7. It must be noted that in Chidambara Nadar Sons & Co. v. State of Madras  11 S.T.C. 321, the Madras High Court held that where there is an agreement to purchase cotton to be delivered by the seller to the buyer, it is implicit in the contract that the goods should be delivered as packed ; and that in such a case a contract to pay for and purchase the packing materials can be implied and the turnover relating to the packing materials would be liable to sales tax. This decision of the Madras High Court was approved by the Supreme Court in Government of Andhra Pradesh v. Guntur Tobaccos Ltd.  16 S.T.C. 240. While noting the decision of the Madras High Court, the Supreme Court observed (at page 250)-
The sale price of packing material employed for effecting sale of cotton was held to be liable to sales tax by the Madras High Court in Chidambara Nadar Sons & Co. v. State of Madras  11 S.T.C. 321. The learned Judges in the aforesaid case rightly held that whether the commodity conserved in the container is sold or not, the transaction involved a contract of sale of the packing material.
If, as we think, there was an implied contract for the sale of packing material, then the mere fact that the price of the packing material was not separately fixed makes no difference to the assessment of sales tax. This is clear from the decision of the Supreme Court in Commissioner of Taxes, Assam v. Prabhat Marketing Co. Ltd.  19 S.T.C. 84. In that case, the Supreme Court has also said that the question as to whether there is an agreement to sell packing material is a pure question of fact depending upon the circumstances found in each case. Our answer to the second question also is in the affirmative.
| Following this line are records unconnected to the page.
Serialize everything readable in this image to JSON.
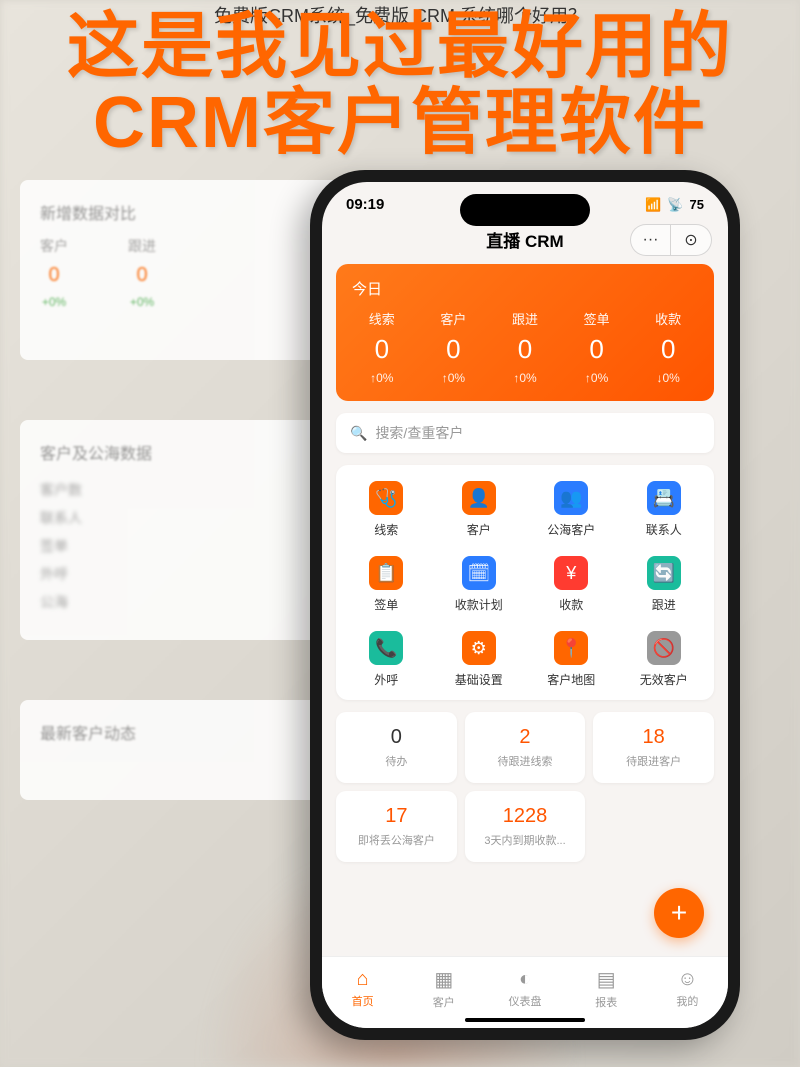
{
  "caption": "免费版CRM系统_免费版 CRM 系统哪个好用？",
  "headline_line1": "这是我见过最好用的",
  "headline_line2": "CRM客户管理软件",
  "desktop": {
    "sectionA": "新增数据对比",
    "colA": "客户",
    "colB": "跟进",
    "pct": "+0%",
    "sectionB": "客户及公海数据",
    "sectionC": "最新客户动态"
  },
  "status": {
    "time": "09:19",
    "battery": "75"
  },
  "mp": {
    "title": "直播 CRM",
    "more": "···",
    "close": "⊙"
  },
  "stats": {
    "today": "今日",
    "items": [
      {
        "label": "线索",
        "value": "0",
        "change": "↑0%"
      },
      {
        "label": "客户",
        "value": "0",
        "change": "↑0%"
      },
      {
        "label": "跟进",
        "value": "0",
        "change": "↑0%"
      },
      {
        "label": "签单",
        "value": "0",
        "change": "↑0%"
      },
      {
        "label": "收款",
        "value": "0",
        "change": "↓0%"
      }
    ]
  },
  "search": {
    "placeholder": "搜索/查重客户",
    "icon": "🔍"
  },
  "grid": [
    {
      "label": "线索",
      "icon": "🩺",
      "bg": "#ff6600"
    },
    {
      "label": "客户",
      "icon": "👤",
      "bg": "#ff6600"
    },
    {
      "label": "公海客户",
      "icon": "👥",
      "bg": "#2b7cff"
    },
    {
      "label": "联系人",
      "icon": "📇",
      "bg": "#2b7cff"
    },
    {
      "label": "签单",
      "icon": "📋",
      "bg": "#ff6600"
    },
    {
      "label": "收款计划",
      "icon": "🗓",
      "bg": "#2b7cff"
    },
    {
      "label": "收款",
      "icon": "¥",
      "bg": "#ff3b30"
    },
    {
      "label": "跟进",
      "icon": "🔄",
      "bg": "#1abc9c"
    },
    {
      "label": "外呼",
      "icon": "📞",
      "bg": "#1abc9c"
    },
    {
      "label": "基础设置",
      "icon": "⚙",
      "bg": "#ff6600"
    },
    {
      "label": "客户地图",
      "icon": "📍",
      "bg": "#ff6600"
    },
    {
      "label": "无效客户",
      "icon": "🚫",
      "bg": "#999"
    }
  ],
  "counts": [
    {
      "value": "0",
      "label": "待办",
      "red": false
    },
    {
      "value": "2",
      "label": "待跟进线索",
      "red": true
    },
    {
      "value": "18",
      "label": "待跟进客户",
      "red": true
    },
    {
      "value": "17",
      "label": "即将丢公海客户",
      "red": true
    },
    {
      "value": "1228",
      "label": "3天内到期收款...",
      "red": true
    }
  ],
  "fab": "+",
  "nav": [
    {
      "label": "首页",
      "icon": "⌂",
      "active": true
    },
    {
      "label": "客户",
      "icon": "▦",
      "active": false
    },
    {
      "label": "仪表盘",
      "icon": "◐",
      "active": false
    },
    {
      "label": "报表",
      "icon": "▤",
      "active": false
    },
    {
      "label": "我的",
      "icon": "☺",
      "active": false
    }
  ]
}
8. For these reasons, both the questions referred to us for decision are answered in the affirmative. The assessee shall pay costs of this reference. Counsel's fee is fixed at Rs. 150.